# [What is needed]
In the entries below, how many lines hold the string "meta"? Give only the number.

# [Data supplied]
□ □ □ □ □ □ □

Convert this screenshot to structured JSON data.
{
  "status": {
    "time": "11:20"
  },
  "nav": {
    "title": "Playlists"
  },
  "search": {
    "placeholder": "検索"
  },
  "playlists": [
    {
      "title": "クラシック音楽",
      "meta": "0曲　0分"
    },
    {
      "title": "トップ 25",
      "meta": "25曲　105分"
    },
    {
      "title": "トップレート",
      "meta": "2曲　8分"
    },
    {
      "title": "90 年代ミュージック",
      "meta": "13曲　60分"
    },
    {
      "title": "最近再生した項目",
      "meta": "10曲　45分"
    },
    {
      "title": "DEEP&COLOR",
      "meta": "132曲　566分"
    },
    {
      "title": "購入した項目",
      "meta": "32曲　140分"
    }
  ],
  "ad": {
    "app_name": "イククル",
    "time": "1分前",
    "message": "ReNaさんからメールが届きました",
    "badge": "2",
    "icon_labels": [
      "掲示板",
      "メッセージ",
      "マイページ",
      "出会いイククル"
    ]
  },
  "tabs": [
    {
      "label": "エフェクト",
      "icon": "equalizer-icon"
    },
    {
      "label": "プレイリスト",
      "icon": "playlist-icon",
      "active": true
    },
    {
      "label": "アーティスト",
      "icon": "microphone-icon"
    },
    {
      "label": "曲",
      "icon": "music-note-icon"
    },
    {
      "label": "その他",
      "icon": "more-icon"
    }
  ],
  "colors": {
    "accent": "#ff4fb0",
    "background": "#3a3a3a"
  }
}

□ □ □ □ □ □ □

# [Problem solution]
7